Exercise data below:

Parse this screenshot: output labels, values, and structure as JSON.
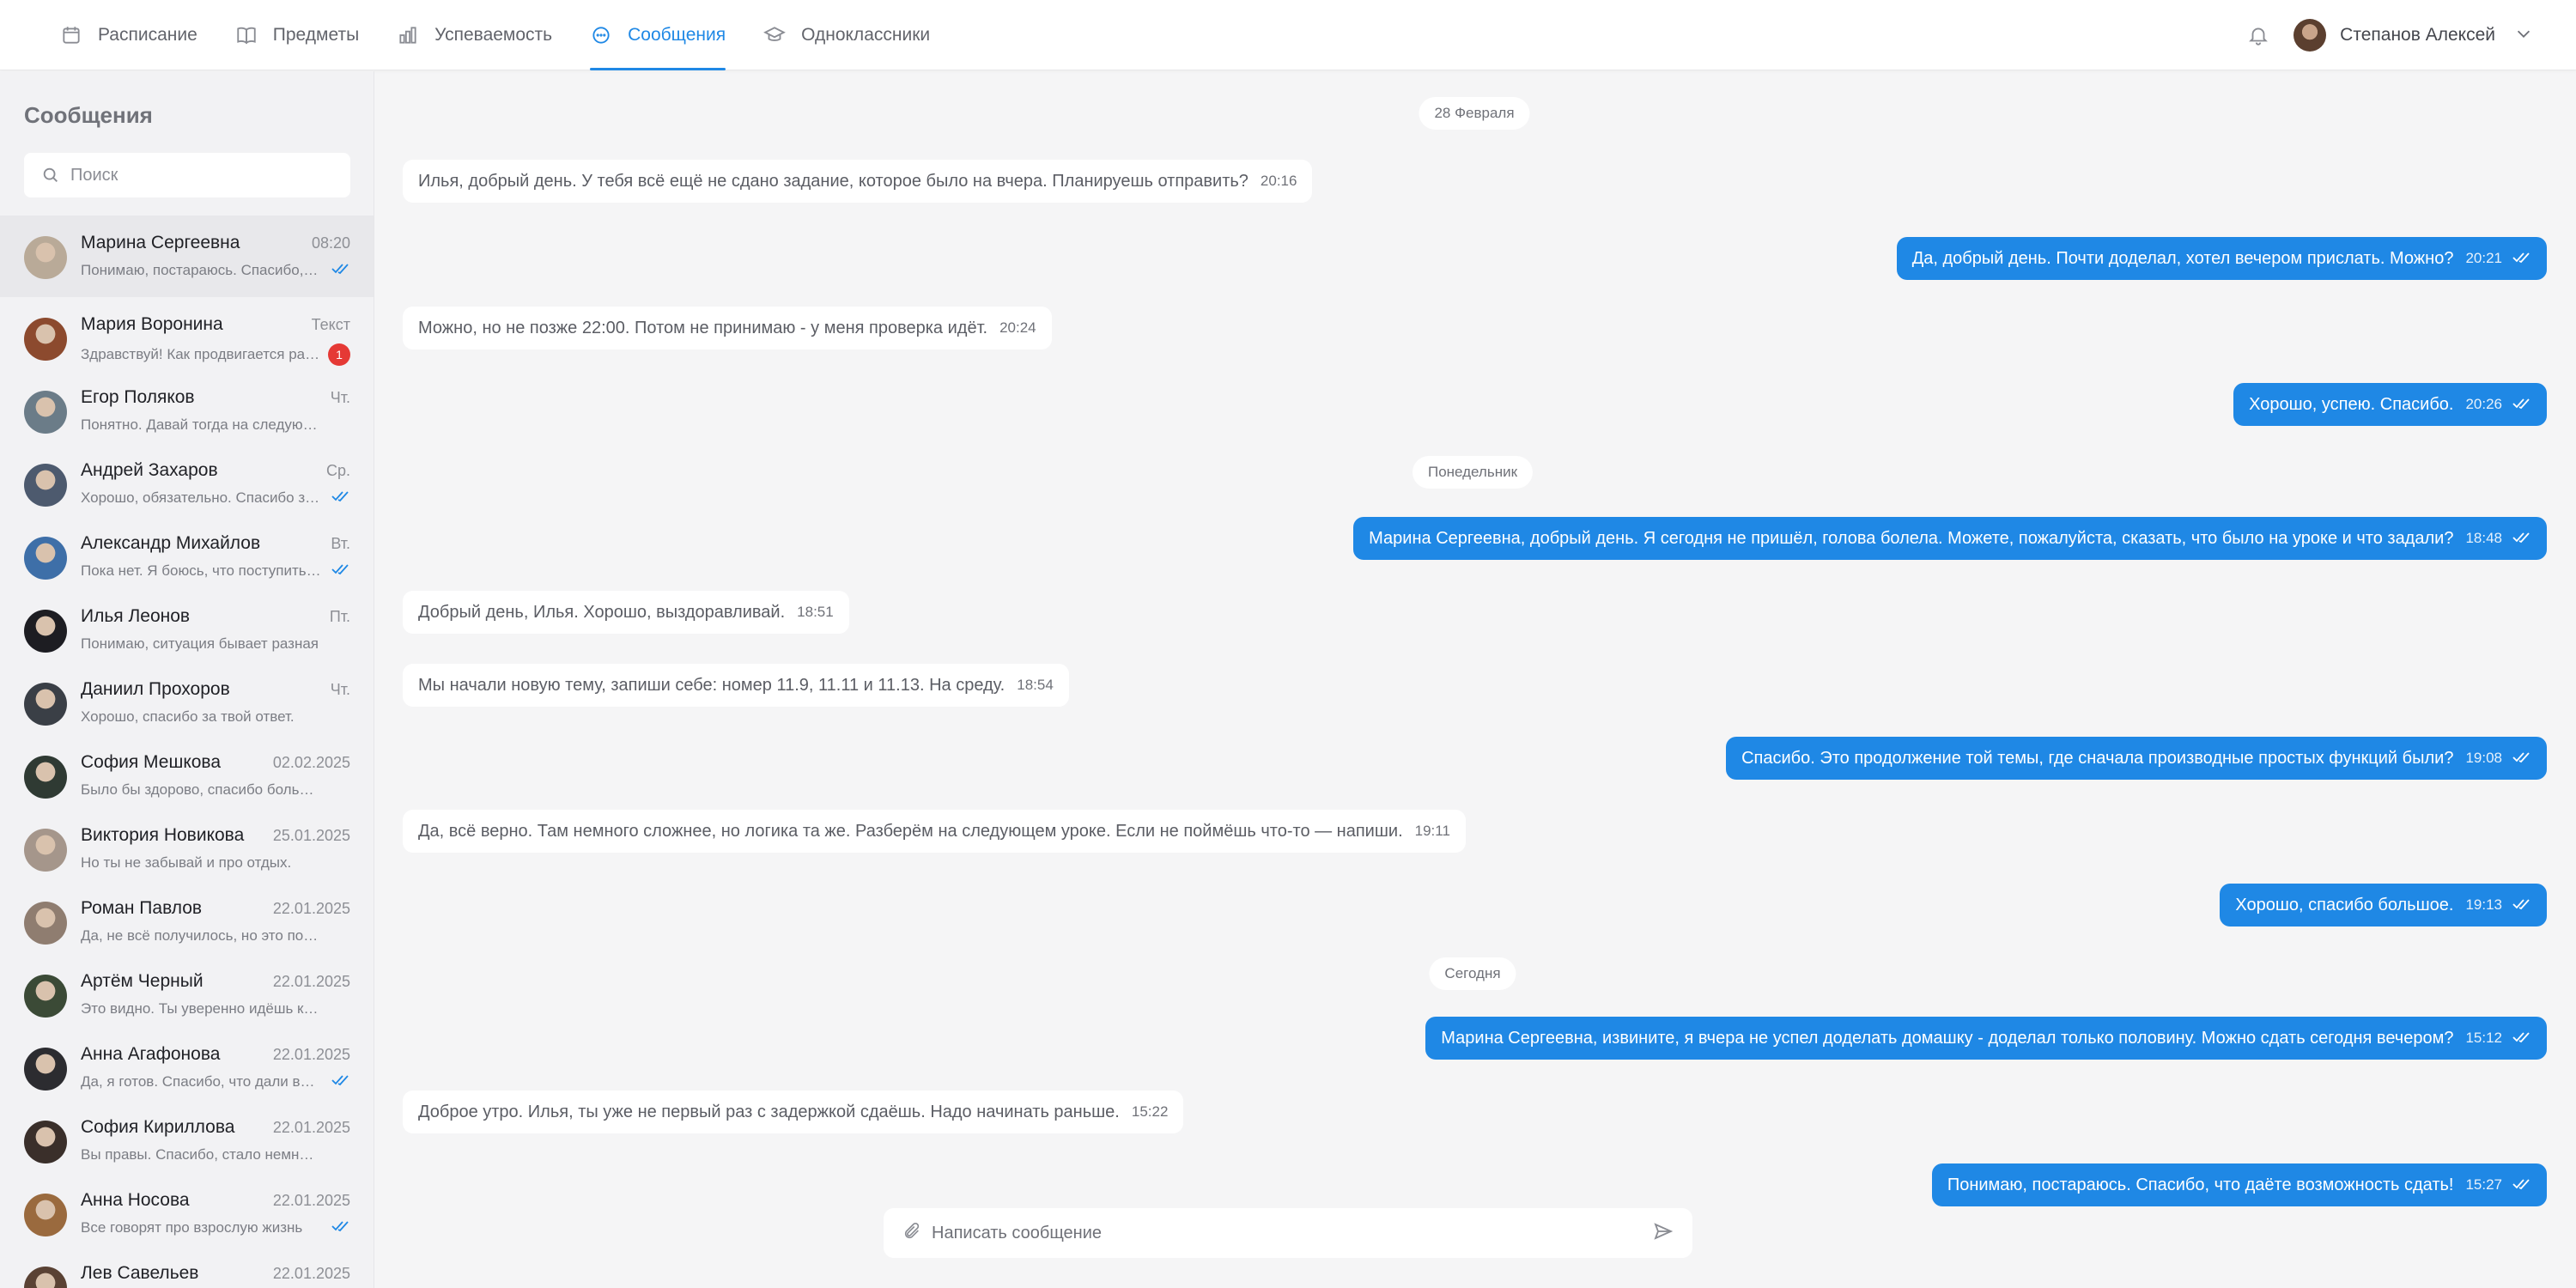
{
  "nav": {
    "items": [
      {
        "label": "Расписание",
        "icon": "calendar-icon"
      },
      {
        "label": "Предметы",
        "icon": "book-icon"
      },
      {
        "label": "Успеваемость",
        "icon": "bar-chart-icon"
      },
      {
        "label": "Сообщения",
        "icon": "chat-icon",
        "active": true
      },
      {
        "label": "Одноклассники",
        "icon": "graduation-cap-icon"
      }
    ]
  },
  "user": {
    "name": "Степанов Алексей"
  },
  "sidebar": {
    "title": "Сообщения",
    "search_placeholder": "Поиск",
    "chats": [
      {
        "name": "Марина Сергеевна",
        "time": "08:20",
        "preview": "Понимаю, постараюсь. Спасибо, что даёте возможность сдать!",
        "status": "read",
        "avatar": "#b9aa98"
      },
      {
        "name": "Мария Воронина",
        "time": "Текст",
        "preview": "Здравствуй! Как продвигается работа над проектом?",
        "unread": "1",
        "avatar": "#8c4a2e"
      },
      {
        "name": "Егор Поляков",
        "time": "Чт.",
        "preview": "Понятно. Давай тогда на следующей неделе",
        "avatar": "#6b7c88"
      },
      {
        "name": "Андрей Захаров",
        "time": "Ср.",
        "preview": "Хорошо, обязательно. Спасибо за помощь",
        "status": "read",
        "avatar": "#4d5a6e"
      },
      {
        "name": "Александр Михайлов",
        "time": "Вт.",
        "preview": "Пока нет. Я боюсь, что поступить не получится",
        "status": "read",
        "avatar": "#3e6fa8"
      },
      {
        "name": "Илья Леонов",
        "time": "Пт.",
        "preview": "Понимаю, ситуация бывает разная",
        "avatar": "#1d1d22"
      },
      {
        "name": "Даниил Прохоров",
        "time": "Чт.",
        "preview": "Хорошо, спасибо за твой ответ.",
        "avatar": "#3a3f46"
      },
      {
        "name": "София Мешкова",
        "time": "02.02.2025",
        "preview": "Было бы здорово, спасибо большое!",
        "avatar": "#2f3a33"
      },
      {
        "name": "Виктория Новикова",
        "time": "25.01.2025",
        "preview": "Но ты не забывай и про отдых.",
        "avatar": "#a5968b"
      },
      {
        "name": "Роман Павлов",
        "time": "22.01.2025",
        "preview": "Да, не всё получилось, но это поправимо",
        "avatar": "#8f7d70"
      },
      {
        "name": "Артём Черный",
        "time": "22.01.2025",
        "preview": "Это видно. Ты уверенно идёшь к своей цели",
        "avatar": "#3b4a36"
      },
      {
        "name": "Анна Агафонова",
        "time": "22.01.2025",
        "preview": "Да, я готов. Спасибо, что дали время",
        "status": "read",
        "avatar": "#2c2c30"
      },
      {
        "name": "София Кириллова",
        "time": "22.01.2025",
        "preview": "Вы правы. Спасибо, стало немного легче",
        "avatar": "#3a2f2a"
      },
      {
        "name": "Анна Носова",
        "time": "22.01.2025",
        "preview": "Все говорят про взрослую жизнь",
        "status": "read",
        "avatar": "#9a6a3e"
      },
      {
        "name": "Лев Савельев",
        "time": "22.01.2025",
        "preview": "",
        "avatar": "#5a4234"
      }
    ]
  },
  "conversation": {
    "dates": [
      "28 Февраля",
      "Понедельник",
      "Сегодня"
    ],
    "messages": [
      {
        "dir": "in",
        "text": "Илья, добрый день. У тебя всё ещё не сдано задание, которое было на вчера. Планируешь отправить?",
        "time": "20:16"
      },
      {
        "dir": "out",
        "text": "Да, добрый день. Почти доделал, хотел вечером прислать. Можно?",
        "time": "20:21"
      },
      {
        "dir": "in",
        "text": "Можно, но не позже 22:00. Потом не принимаю - у меня проверка идёт.",
        "time": "20:24"
      },
      {
        "dir": "out",
        "text": "Хорошо, успею. Спасибо.",
        "time": "20:26"
      },
      {
        "dir": "out",
        "text": "Марина Сергеевна, добрый день. Я сегодня не пришёл, голова болела. Можете, пожалуйста, сказать, что было на уроке и что задали?",
        "time": "18:48"
      },
      {
        "dir": "in",
        "text": "Добрый день, Илья. Хорошо, выздоравливай.",
        "time": "18:51"
      },
      {
        "dir": "in",
        "text": "Мы начали новую тему, запиши себе: номер 11.9, 11.11 и 11.13. На среду.",
        "time": "18:54"
      },
      {
        "dir": "out",
        "text": "Спасибо. Это продолжение той темы, где сначала производные простых функций были?",
        "time": "19:08"
      },
      {
        "dir": "in",
        "text": "Да, всё верно. Там немного сложнее, но логика та же. Разберём на следующем уроке. Если не поймёшь что-то — напиши.",
        "time": "19:11"
      },
      {
        "dir": "out",
        "text": "Хорошо, спасибо большое.",
        "time": "19:13"
      },
      {
        "dir": "out",
        "text": "Марина Сергеевна, извините, я вчера не успел доделать домашку - доделал только половину. Можно сдать сегодня вечером?",
        "time": "15:12"
      },
      {
        "dir": "in",
        "text": "Доброе утро. Илья, ты уже не первый раз с задержкой сдаёшь. Надо начинать раньше.",
        "time": "15:22"
      },
      {
        "dir": "out",
        "text": "Понимаю, постараюсь. Спасибо, что даёте возможность сдать!",
        "time": "15:27"
      }
    ]
  },
  "composer": {
    "placeholder": "Написать сообщение"
  },
  "colors": {
    "accent": "#1f88e5",
    "badge": "#e53935"
  }
}
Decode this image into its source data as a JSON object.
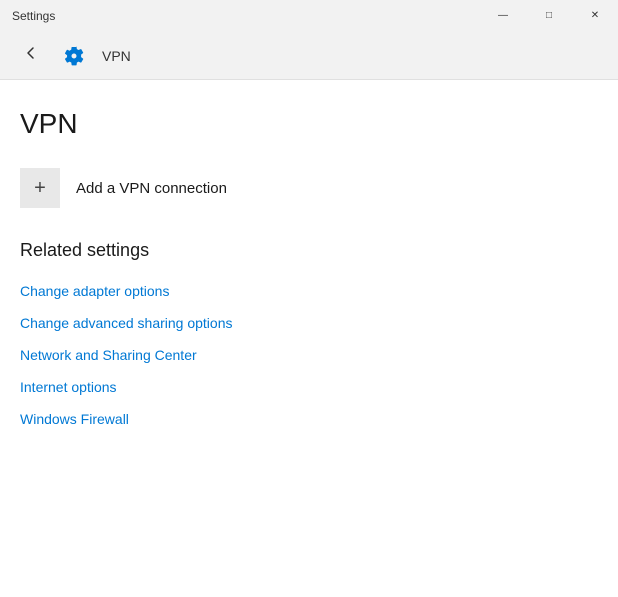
{
  "window": {
    "title": "Settings",
    "controls": {
      "minimize": "—",
      "maximize": "□",
      "close": "✕"
    }
  },
  "header": {
    "title": "VPN",
    "icon": "gear-icon"
  },
  "page": {
    "title": "VPN",
    "add_vpn_label": "Add a VPN connection"
  },
  "related_settings": {
    "heading": "Related settings",
    "links": [
      {
        "label": "Change adapter options",
        "id": "change-adapter-options"
      },
      {
        "label": "Change advanced sharing options",
        "id": "change-advanced-sharing"
      },
      {
        "label": "Network and Sharing Center",
        "id": "network-sharing-center"
      },
      {
        "label": "Internet options",
        "id": "internet-options"
      },
      {
        "label": "Windows Firewall",
        "id": "windows-firewall"
      }
    ]
  },
  "colors": {
    "accent": "#0078d4",
    "link": "#0078d4"
  }
}
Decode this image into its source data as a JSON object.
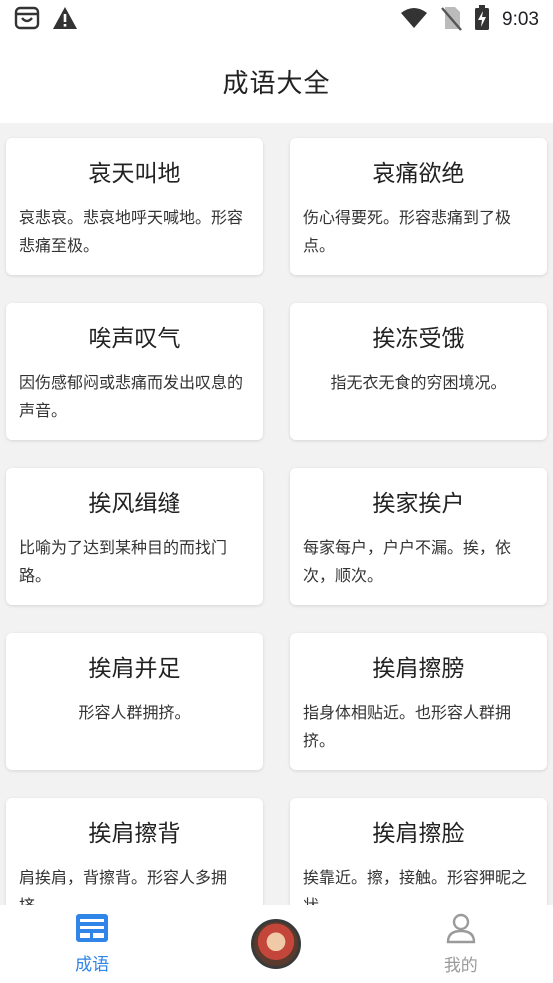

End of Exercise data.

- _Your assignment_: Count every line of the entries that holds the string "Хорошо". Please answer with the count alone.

- _The completed task_: 5